In: Social Sciences and Missions
Connected and decompartmentalised perspectives from the Middle East and North Africa (19th-21st century)
Based on a connected, relational and multidisciplinary approach (history, ethnography, political science, and theology), Mission and Preaching tackles the notion of mission through the analysis of preaching activities and religious dynamics across Christianity, Islam and Judaism, in the Middle East and North Africa, from the late 19th century until today. The 13 chapters reveal points of contact, exchange, and circulation, considering the MENA region as a central observatory. The volume offers a new chronology of the missionary phenomenon and calls for further cross-cutting approaches to decompartmentalise it, arguing that these approaches constitute useful entry points to shed new light on religious dynamics and social transformations in the MENA region.

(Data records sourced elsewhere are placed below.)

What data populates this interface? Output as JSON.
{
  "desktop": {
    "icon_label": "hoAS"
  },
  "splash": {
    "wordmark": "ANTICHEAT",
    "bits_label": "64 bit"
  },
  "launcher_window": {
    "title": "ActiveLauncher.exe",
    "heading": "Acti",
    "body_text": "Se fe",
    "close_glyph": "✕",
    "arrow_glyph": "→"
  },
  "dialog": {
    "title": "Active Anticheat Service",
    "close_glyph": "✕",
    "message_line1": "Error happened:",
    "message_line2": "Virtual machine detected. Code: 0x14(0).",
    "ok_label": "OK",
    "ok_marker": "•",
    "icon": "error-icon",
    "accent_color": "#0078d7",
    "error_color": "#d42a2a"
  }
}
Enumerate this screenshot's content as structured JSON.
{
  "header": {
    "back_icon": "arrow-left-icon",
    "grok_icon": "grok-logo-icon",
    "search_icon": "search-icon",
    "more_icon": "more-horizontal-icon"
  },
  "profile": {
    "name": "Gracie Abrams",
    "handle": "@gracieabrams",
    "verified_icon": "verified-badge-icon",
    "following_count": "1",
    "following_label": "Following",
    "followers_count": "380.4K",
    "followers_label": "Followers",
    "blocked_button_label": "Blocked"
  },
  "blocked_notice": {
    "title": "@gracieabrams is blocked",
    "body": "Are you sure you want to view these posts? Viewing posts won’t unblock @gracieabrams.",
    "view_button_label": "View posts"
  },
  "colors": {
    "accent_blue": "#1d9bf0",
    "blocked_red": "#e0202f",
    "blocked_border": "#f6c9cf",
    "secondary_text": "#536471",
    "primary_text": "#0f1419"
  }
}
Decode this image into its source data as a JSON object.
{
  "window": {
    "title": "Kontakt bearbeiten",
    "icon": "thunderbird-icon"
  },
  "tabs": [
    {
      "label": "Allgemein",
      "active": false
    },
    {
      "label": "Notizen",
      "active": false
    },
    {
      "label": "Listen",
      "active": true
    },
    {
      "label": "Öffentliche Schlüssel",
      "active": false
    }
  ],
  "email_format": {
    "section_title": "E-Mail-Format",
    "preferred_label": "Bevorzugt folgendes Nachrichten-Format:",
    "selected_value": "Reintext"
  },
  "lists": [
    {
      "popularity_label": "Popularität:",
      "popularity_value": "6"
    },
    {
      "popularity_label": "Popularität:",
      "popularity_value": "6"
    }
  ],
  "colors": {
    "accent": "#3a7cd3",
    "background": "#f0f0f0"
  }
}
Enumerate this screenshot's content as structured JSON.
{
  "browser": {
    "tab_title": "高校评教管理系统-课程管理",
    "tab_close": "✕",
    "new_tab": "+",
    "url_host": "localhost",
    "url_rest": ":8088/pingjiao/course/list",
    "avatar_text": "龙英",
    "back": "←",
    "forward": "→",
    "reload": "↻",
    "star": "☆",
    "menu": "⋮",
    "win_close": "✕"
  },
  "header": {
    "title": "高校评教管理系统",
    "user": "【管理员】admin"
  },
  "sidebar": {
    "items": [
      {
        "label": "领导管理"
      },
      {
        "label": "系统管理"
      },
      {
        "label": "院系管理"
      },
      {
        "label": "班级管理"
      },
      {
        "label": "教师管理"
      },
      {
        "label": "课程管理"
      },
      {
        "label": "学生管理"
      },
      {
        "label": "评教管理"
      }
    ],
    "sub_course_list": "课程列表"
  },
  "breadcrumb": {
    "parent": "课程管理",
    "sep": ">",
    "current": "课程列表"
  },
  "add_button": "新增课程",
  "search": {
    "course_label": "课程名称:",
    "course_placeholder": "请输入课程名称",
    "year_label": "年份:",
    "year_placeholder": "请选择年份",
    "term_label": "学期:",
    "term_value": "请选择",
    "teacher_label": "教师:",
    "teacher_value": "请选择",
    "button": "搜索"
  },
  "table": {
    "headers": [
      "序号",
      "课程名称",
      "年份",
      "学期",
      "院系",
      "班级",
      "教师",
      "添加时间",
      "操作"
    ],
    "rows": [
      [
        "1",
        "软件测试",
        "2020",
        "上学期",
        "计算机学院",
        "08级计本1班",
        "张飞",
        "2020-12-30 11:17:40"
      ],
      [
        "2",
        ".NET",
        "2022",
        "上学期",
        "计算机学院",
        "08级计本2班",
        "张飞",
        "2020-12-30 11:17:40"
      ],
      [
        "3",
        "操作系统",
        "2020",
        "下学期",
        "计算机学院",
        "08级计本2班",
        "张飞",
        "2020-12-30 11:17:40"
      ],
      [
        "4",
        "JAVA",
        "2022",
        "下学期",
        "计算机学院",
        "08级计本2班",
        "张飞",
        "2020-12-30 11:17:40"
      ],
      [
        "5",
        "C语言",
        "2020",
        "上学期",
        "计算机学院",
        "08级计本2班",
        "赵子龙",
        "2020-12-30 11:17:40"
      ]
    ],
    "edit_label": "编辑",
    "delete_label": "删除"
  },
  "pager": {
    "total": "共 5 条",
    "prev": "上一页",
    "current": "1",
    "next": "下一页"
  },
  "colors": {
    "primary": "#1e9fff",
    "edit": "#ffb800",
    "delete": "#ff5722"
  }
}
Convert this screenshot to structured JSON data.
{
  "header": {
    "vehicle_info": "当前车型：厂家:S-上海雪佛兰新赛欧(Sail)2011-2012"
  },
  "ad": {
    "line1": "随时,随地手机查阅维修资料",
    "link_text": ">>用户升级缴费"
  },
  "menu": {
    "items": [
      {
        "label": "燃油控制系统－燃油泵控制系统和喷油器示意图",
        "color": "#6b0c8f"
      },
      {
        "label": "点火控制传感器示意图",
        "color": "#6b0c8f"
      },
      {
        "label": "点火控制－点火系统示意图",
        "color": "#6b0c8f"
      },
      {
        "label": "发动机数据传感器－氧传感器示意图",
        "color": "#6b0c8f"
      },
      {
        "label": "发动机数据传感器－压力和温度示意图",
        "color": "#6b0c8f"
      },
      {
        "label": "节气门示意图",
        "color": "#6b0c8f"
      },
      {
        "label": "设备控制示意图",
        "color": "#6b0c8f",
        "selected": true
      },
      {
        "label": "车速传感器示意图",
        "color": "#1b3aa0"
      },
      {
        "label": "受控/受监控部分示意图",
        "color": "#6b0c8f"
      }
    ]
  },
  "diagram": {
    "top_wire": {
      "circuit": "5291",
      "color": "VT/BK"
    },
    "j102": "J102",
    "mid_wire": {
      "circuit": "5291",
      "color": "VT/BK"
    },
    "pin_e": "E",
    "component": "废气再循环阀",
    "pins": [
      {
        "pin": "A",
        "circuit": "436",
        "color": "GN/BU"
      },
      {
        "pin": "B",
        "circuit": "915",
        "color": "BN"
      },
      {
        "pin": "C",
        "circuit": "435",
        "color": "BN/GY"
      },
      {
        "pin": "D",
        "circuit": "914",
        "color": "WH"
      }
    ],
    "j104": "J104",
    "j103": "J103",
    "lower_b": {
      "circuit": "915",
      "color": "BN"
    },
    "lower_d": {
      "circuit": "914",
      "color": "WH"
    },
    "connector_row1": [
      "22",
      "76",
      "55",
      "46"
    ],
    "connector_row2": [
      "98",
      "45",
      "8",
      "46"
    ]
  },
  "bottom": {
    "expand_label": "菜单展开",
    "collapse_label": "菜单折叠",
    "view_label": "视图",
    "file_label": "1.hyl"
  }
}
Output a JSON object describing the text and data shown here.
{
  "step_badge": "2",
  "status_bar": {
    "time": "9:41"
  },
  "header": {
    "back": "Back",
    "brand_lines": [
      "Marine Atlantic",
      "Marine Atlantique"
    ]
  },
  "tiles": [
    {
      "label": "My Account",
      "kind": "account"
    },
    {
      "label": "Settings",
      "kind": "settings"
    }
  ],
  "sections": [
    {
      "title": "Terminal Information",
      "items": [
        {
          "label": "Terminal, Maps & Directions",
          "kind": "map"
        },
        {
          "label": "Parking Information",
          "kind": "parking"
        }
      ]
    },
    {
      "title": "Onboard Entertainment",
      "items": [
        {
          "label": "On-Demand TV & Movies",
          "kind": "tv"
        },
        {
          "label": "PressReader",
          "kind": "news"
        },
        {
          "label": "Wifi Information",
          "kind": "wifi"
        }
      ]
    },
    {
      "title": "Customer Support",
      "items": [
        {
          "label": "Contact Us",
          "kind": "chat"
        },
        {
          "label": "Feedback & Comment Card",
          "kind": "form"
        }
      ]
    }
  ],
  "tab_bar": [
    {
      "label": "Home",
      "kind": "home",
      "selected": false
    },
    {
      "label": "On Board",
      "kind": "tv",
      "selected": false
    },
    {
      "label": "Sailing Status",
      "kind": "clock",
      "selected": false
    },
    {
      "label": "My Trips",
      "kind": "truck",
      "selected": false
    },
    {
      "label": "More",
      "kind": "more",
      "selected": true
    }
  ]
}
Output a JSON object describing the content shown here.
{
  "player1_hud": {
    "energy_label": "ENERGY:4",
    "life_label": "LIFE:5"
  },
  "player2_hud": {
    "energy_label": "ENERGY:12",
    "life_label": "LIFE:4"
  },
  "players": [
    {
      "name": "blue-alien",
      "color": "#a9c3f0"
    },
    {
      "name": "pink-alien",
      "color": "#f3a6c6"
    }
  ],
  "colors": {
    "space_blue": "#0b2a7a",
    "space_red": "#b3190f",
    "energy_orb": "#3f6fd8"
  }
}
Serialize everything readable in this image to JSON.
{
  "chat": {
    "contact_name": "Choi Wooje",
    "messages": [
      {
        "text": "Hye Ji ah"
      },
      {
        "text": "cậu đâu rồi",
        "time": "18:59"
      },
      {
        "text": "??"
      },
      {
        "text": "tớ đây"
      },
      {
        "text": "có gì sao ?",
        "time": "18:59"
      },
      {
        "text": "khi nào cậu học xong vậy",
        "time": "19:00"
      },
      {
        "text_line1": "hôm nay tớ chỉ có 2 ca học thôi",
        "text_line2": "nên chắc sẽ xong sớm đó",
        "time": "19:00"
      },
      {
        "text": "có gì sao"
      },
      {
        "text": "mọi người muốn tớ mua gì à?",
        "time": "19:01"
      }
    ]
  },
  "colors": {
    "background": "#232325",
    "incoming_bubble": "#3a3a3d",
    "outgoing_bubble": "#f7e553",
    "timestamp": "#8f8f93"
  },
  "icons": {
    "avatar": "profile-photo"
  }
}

Contributors
Necati Alkan, Federico Alpi, Gabrielle Angey, Armand Aupiais, Katia Boissevain, Naima Bouras, Philippe Bourmaud, Gaetan du Roy, Séverine Gabry-Thienpont, Maria-Chiara Giorda, Bernard Heyberger, Emir Mahieddin, Michael Marten, Norig Neveu, Maria Chiara Rioli, Karène Sanchez Summerer, Heather Sharkey, Ester Sigillò, Sébastien Tank Storper, Emanuela Trevisan Semi, Annalaura Turiano and Vincent Vilmain.
In: Missions and Preaching